The Product Manager is responsible for the first important point we discussed above - extreme focus on users. They ensure that you don't become a feature factory, just churning out features without any purpose or understanding of user needs.
It is often overlooked, but this is exactly what we strive to emphasize at Sudolabs when working with clients. Whenever a client comes to us and wants only development or programmers, we try to explain to them that the success of their product isn't just about the programming, especially in this early stage.
In our collaboration with clients, we take care of the product and technical aspects, allowing the founder to focus on critical areas such as sales, marketing, operations, and fundraising, with sales being of paramount importance. Many early-stage founders are surprised by how much time they have to dedicate to sales. The alpha and omega of success is that the founder spends hours communicating with potential clients. The new product will not sell itself.
Early-stage sales are particularly demanding due to the majority of the population not being early adopters. Most of us are motivated in our jobs to find a thing/product/process/system and optimize it over time. However, during the early stages of a startup, the primary challenge is to identify and connect with that crucial 10% of early adopters willing to embrace something new.
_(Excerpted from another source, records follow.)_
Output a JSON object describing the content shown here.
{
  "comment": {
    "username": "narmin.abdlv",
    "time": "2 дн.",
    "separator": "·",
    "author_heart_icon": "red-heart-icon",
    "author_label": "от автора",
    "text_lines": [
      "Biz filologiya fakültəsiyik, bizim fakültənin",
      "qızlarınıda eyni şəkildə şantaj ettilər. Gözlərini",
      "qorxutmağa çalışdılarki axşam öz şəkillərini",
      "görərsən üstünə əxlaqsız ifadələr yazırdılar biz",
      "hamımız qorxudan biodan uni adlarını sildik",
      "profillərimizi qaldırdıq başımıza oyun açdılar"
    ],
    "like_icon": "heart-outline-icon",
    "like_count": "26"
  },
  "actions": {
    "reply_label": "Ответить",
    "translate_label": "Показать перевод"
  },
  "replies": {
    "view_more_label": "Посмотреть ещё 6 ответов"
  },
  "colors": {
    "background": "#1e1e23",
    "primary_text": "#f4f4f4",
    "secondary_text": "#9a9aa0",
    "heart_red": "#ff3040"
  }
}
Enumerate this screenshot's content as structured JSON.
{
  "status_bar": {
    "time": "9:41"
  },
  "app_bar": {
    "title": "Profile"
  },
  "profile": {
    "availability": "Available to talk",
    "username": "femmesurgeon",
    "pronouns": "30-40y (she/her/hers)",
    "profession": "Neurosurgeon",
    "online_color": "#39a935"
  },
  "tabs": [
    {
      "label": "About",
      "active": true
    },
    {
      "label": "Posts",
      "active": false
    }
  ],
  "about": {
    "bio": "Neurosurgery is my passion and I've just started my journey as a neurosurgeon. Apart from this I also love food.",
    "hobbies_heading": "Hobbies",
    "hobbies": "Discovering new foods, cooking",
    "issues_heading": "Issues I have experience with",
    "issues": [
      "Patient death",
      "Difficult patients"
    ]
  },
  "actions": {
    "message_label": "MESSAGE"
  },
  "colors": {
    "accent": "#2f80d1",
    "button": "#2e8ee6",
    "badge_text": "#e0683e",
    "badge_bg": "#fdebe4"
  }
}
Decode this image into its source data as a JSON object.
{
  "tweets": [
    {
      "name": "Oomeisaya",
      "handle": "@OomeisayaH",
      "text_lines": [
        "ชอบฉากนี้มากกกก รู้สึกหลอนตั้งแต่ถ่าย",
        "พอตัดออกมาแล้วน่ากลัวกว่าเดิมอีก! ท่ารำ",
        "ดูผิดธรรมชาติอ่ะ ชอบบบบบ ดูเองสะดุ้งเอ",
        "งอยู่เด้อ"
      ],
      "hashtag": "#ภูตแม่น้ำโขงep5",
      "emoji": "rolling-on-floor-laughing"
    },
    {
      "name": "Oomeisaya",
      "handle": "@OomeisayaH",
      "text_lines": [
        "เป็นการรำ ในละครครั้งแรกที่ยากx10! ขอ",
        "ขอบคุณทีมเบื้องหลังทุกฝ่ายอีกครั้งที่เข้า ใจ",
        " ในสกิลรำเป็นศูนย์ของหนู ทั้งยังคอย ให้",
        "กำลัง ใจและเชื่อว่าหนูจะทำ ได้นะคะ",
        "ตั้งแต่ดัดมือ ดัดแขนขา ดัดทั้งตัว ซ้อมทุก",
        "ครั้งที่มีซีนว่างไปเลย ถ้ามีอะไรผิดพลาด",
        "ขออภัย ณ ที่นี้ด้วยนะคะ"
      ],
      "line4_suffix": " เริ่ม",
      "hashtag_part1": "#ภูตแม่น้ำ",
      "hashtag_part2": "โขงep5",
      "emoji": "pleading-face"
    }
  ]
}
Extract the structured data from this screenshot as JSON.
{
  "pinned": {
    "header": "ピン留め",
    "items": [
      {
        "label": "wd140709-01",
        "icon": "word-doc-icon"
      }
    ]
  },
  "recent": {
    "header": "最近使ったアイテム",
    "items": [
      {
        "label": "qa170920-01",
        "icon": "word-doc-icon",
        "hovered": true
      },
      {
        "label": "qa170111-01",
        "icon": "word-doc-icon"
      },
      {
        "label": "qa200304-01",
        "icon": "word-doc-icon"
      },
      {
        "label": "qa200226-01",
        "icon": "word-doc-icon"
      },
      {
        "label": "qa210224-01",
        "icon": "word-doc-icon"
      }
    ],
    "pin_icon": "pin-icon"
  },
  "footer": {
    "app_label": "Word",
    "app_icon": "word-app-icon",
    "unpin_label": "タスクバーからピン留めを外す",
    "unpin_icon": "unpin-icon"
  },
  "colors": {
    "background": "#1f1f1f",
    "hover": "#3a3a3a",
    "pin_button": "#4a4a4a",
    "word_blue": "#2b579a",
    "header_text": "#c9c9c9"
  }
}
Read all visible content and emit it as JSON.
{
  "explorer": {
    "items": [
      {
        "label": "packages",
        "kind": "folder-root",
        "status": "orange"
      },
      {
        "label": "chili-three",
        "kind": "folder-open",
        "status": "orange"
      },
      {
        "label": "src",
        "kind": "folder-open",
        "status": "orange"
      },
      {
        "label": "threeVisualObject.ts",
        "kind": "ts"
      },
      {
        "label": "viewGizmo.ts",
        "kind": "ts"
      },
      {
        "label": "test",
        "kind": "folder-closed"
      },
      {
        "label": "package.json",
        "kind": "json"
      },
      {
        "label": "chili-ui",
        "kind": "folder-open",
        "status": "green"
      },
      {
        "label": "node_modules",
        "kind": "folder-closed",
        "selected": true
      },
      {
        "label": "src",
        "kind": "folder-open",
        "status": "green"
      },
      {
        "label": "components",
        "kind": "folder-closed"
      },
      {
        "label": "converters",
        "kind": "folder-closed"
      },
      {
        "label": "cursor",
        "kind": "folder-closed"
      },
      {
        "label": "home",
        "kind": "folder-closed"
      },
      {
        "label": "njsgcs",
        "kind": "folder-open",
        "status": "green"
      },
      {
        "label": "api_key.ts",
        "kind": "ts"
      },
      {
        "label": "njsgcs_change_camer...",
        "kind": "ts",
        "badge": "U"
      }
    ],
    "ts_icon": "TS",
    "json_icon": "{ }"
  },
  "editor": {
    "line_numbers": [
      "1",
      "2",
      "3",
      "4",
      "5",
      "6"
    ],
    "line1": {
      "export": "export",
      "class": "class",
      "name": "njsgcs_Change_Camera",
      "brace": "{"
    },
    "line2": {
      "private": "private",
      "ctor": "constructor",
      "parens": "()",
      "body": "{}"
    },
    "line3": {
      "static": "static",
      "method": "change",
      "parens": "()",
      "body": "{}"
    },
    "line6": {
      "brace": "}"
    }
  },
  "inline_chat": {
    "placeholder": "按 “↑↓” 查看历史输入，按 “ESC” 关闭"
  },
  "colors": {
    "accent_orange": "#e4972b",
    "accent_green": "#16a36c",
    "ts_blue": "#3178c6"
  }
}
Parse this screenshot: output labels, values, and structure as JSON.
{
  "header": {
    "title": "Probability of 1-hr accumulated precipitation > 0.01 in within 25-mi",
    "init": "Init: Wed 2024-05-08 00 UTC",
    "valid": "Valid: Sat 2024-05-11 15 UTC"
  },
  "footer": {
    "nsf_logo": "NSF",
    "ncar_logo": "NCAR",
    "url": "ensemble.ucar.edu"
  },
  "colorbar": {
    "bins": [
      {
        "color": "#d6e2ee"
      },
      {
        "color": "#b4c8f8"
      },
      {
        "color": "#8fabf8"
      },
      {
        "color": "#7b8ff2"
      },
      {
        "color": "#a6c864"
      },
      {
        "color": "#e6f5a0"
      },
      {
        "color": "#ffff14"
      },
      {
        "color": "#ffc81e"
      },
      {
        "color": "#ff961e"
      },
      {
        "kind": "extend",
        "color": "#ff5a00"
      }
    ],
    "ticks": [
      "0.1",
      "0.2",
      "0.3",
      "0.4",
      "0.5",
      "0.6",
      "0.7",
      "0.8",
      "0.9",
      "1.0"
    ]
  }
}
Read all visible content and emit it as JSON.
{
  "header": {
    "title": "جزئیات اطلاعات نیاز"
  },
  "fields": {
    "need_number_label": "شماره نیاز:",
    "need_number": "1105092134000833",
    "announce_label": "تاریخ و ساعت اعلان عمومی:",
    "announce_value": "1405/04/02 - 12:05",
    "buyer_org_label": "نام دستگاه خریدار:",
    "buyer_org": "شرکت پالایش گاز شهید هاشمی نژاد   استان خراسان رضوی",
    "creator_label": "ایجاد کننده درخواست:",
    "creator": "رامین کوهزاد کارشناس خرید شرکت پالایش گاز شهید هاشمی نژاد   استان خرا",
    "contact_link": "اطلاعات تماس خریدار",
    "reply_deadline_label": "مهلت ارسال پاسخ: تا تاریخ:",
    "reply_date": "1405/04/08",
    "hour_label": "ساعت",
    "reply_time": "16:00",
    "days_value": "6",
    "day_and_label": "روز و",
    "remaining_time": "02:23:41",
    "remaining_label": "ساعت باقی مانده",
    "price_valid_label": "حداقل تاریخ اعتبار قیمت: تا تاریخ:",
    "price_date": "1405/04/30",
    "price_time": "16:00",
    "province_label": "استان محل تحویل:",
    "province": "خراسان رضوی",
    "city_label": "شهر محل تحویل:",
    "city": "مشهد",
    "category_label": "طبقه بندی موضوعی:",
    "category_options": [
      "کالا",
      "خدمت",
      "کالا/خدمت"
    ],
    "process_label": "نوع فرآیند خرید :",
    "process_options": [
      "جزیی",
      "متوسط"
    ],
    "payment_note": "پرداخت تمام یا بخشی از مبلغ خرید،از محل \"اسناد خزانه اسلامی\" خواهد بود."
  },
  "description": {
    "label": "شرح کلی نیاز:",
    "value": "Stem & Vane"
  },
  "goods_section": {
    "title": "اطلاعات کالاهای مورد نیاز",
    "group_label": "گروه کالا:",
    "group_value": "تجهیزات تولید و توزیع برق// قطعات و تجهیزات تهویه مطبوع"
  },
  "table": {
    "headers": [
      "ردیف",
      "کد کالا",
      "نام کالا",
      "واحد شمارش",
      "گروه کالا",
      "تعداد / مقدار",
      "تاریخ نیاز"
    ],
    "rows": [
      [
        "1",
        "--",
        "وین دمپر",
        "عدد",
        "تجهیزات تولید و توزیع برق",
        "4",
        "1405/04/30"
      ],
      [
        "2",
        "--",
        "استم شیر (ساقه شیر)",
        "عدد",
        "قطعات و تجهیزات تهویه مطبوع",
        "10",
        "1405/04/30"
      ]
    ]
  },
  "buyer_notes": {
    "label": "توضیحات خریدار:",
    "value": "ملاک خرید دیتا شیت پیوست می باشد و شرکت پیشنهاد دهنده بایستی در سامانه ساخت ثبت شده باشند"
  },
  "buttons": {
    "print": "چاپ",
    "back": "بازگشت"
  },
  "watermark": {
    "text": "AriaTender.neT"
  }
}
Another crucial aspect of the team, and here I'd like to emphasize the significant advantage of collaborating with an external development and product partner like us, is FLEXIBILITY. Building a 10-member team for example with all 10 individuals on the payroll from the beginning can be costly since each product stage demands a slightly different skill set.
During the initial discovery phase, when we conduct research and engage with users, only the founder's involvement is necessary. As the process progresses, the product manager and product designer join the team, defining the product's direction based on user feedback and insights.
Subsequently, the MVP delivery phase starts, and in this stage, we need an engineering team for development. However, the MVP should be short and quick, lasting a maximum of 2 months, which is then released to the market. We need to find out the results and test the MVP, and get feedback. This may mean stopping development for 2-3 months. And this may mean having a few costly developers on the bench in case you have an in-house team.
By gradually assimilating feedback from our initial users, we can gradually resume development and fine-tune the product to resonate optimally with the target audience.
A significant advantage in accomplishing this without incurring significant costs on the startup's payroll is collaborating with an external partner like us, offering the necessary flexibility and saving you valuable resources.
Besides that, we and other engineering and product partners provide the most significant value by covering the entire product, technology, and design part. You - the founder - then have enough time and space to focus on fundraising and the business side of the startup.
A farewell recommendation for you...
You can best acquire knowledge about building early-stage digital products from Y Combinator Startup School, which has a vast amount of freely available materials and documents.